He was born again, like a baby
dug-out of the torn earth. Tall, imposing
with toothy smile
but when he grinned
the corners of his mouth held back his arrogance.
He stood in the living room, of my parents’ house
with a bag of fried chicken in his hand
about his troubles…
“That guy at work has a heart problem,” he said. “He needs Jesus. I don’t have a problem with anybody but him. My supervisor said he wants to let me go, so that we can still be friends. Well, that’s ridiculous, because we’ve never hung out.”
I looked at his blue tattoos, snaking up his arms like stories.
He evangelizes on Facebook, like a man desperately seeking an answer to his pain.
He talks about being angry, and how the Lord set him free from that.
I can hear him listening to sermons on his phone.
Then he walked back into the living room.
“My shoulder has been injured for 6 months, until it was prayed for by our pastor.

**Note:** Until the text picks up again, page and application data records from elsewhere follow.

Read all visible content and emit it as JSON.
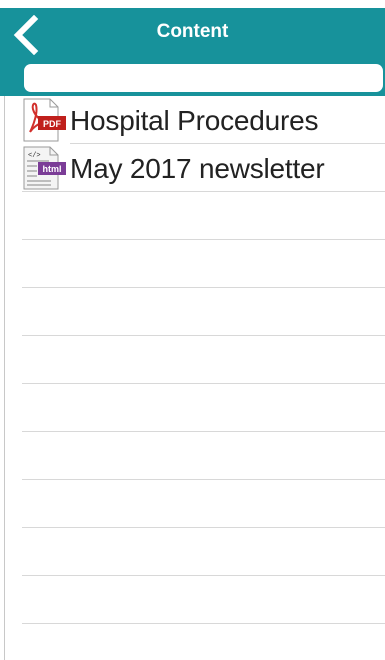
{
  "nav": {
    "title": "Content",
    "back_icon": "chevron-left-icon",
    "background_color": "#17929b"
  },
  "search": {
    "value": "",
    "placeholder": ""
  },
  "items": [
    {
      "label": "Hospital Procedures",
      "icon": "pdf-file-icon"
    },
    {
      "label": "May 2017 newsletter",
      "icon": "html-file-icon"
    }
  ]
}
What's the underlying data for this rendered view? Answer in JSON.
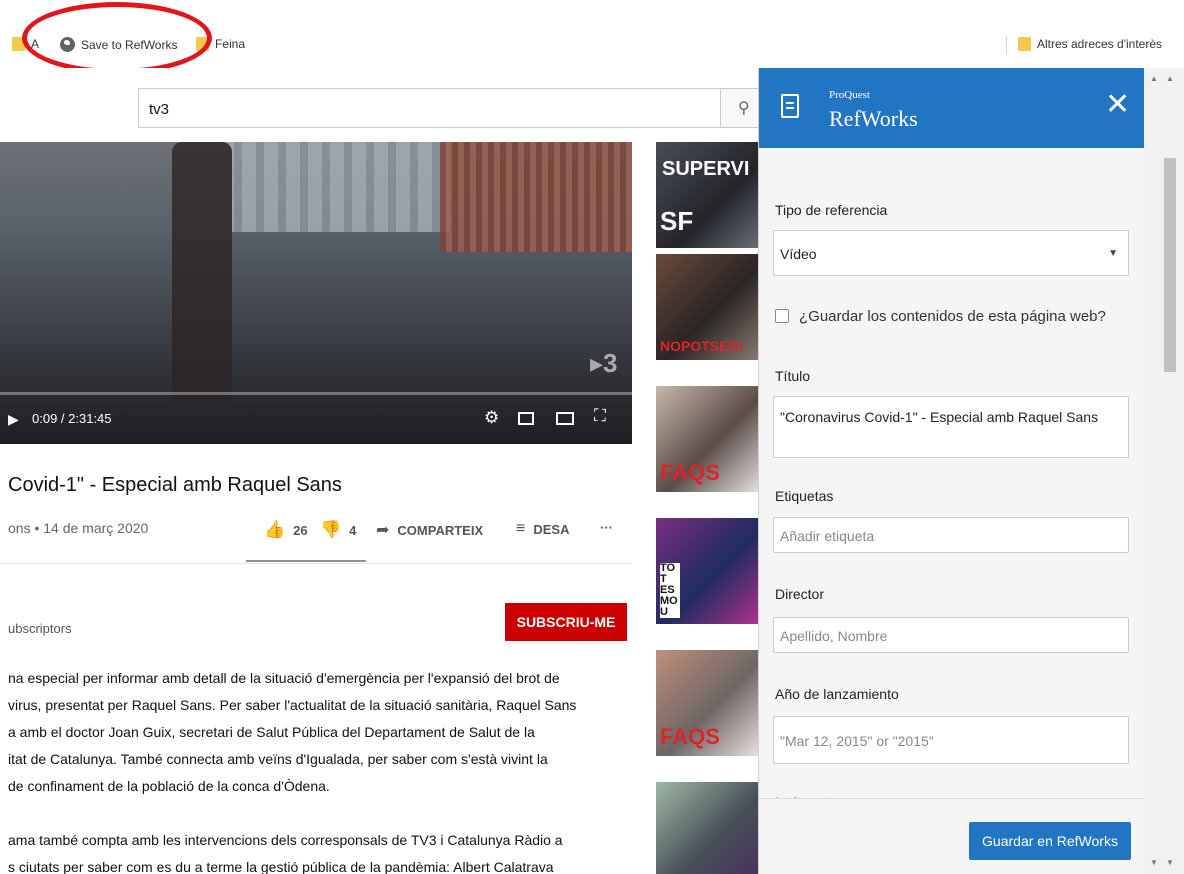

We need to tell him, I’m healed.”
“Do you want some Lima Beans?” My dad asked.
“No. When I was a kid, I went over to a friend’s house and his dad made me eat Lima Beans. I told him I didn’t want to, but he kept forcing me. He was just doing it because he could, and I kept doing it because I was respectful. Then I called my parents to get picked up.”
My mother tried to say something and so did I, but it was like his voice
choked the room
so only it could be heard.
Afterward, I didn’t feel sorry for him, but I understood his pain
because I had worked those jobs.
It’s like being with chimpanzees, who need to show you
Our guest, was grabbing onto God, totally helpless
It’s a place I’ve been before
and when I watched it disappearing into my rear-view mirror